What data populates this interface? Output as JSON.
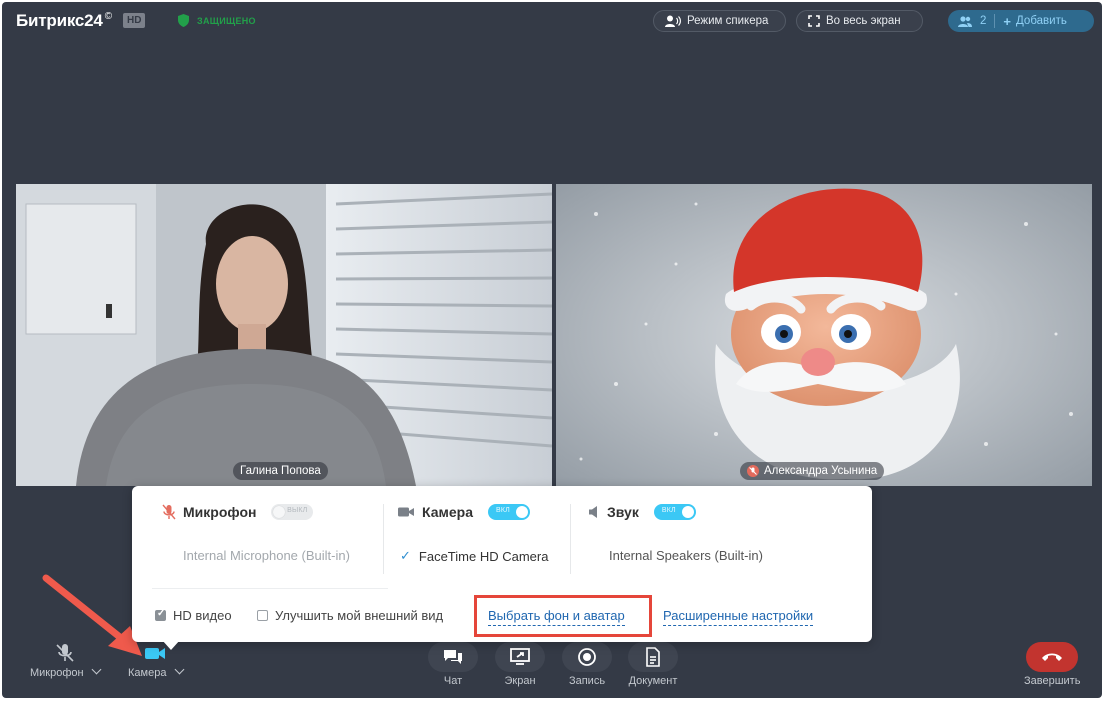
{
  "header": {
    "logo": "Битрикс24",
    "logo_mark": "©",
    "hd_badge": "HD",
    "secure_label": "ЗАЩИЩЕНО",
    "speaker_mode": "Режим спикера",
    "fullscreen": "Во весь экран",
    "participants_count": "2",
    "add_label": "Добавить"
  },
  "videos": {
    "left_name": "Галина Попова",
    "right_name": "Александра Усынина"
  },
  "panel": {
    "mic": {
      "title": "Микрофон",
      "toggle": "ВЫКЛ",
      "device": "Internal Microphone (Built-in)"
    },
    "camera": {
      "title": "Камера",
      "toggle": "ВКЛ",
      "device": "FaceTime HD Camera"
    },
    "sound": {
      "title": "Звук",
      "toggle": "ВКЛ",
      "device": "Internal Speakers (Built-in)"
    },
    "hd_video": "HD видео",
    "improve_look": "Улучшить мой внешний вид",
    "choose_bg": "Выбрать фон и аватар",
    "advanced": "Расширенные настройки"
  },
  "toolbar": {
    "mic": "Микрофон",
    "camera": "Камера",
    "chat": "Чат",
    "screen": "Экран",
    "record": "Запись",
    "document": "Документ",
    "end": "Завершить"
  },
  "colors": {
    "background": "#343a46",
    "accent": "#3bc8f5",
    "link": "#2067b0",
    "highlight": "#e5463a",
    "end_call": "#c2342f",
    "secure": "#22a04a"
  }
}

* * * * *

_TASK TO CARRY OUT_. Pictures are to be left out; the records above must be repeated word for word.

_SOLUTION TO THE PROBLEM_.
What data populates this interface? Output as JSON.
{
  "header": {
    "logo": "Битрикс24",
    "logo_mark": "©",
    "hd_badge": "HD",
    "secure_label": "ЗАЩИЩЕНО",
    "speaker_mode": "Режим спикера",
    "fullscreen": "Во весь экран",
    "participants_count": "2",
    "add_label": "Добавить"
  },
  "videos": {
    "left_name": "Галина Попова",
    "right_name": "Александра Усынина"
  },
  "panel": {
    "mic": {
      "title": "Микрофон",
      "toggle": "ВЫКЛ",
      "device": "Internal Microphone (Built-in)"
    },
    "camera": {
      "title": "Камера",
      "toggle": "ВКЛ",
      "device": "FaceTime HD Camera"
    },
    "sound": {
      "title": "Звук",
      "toggle": "ВКЛ",
      "device": "Internal Speakers (Built-in)"
    },
    "hd_video": "HD видео",
    "improve_look": "Улучшить мой внешний вид",
    "choose_bg": "Выбрать фон и аватар",
    "advanced": "Расширенные настройки"
  },
  "toolbar": {
    "mic": "Микрофон",
    "camera": "Камера",
    "chat": "Чат",
    "screen": "Экран",
    "record": "Запись",
    "document": "Документ",
    "end": "Завершить"
  },
  "colors": {
    "background": "#343a46",
    "accent": "#3bc8f5",
    "link": "#2067b0",
    "highlight": "#e5463a",
    "end_call": "#c2342f",
    "secure": "#22a04a"
  }
}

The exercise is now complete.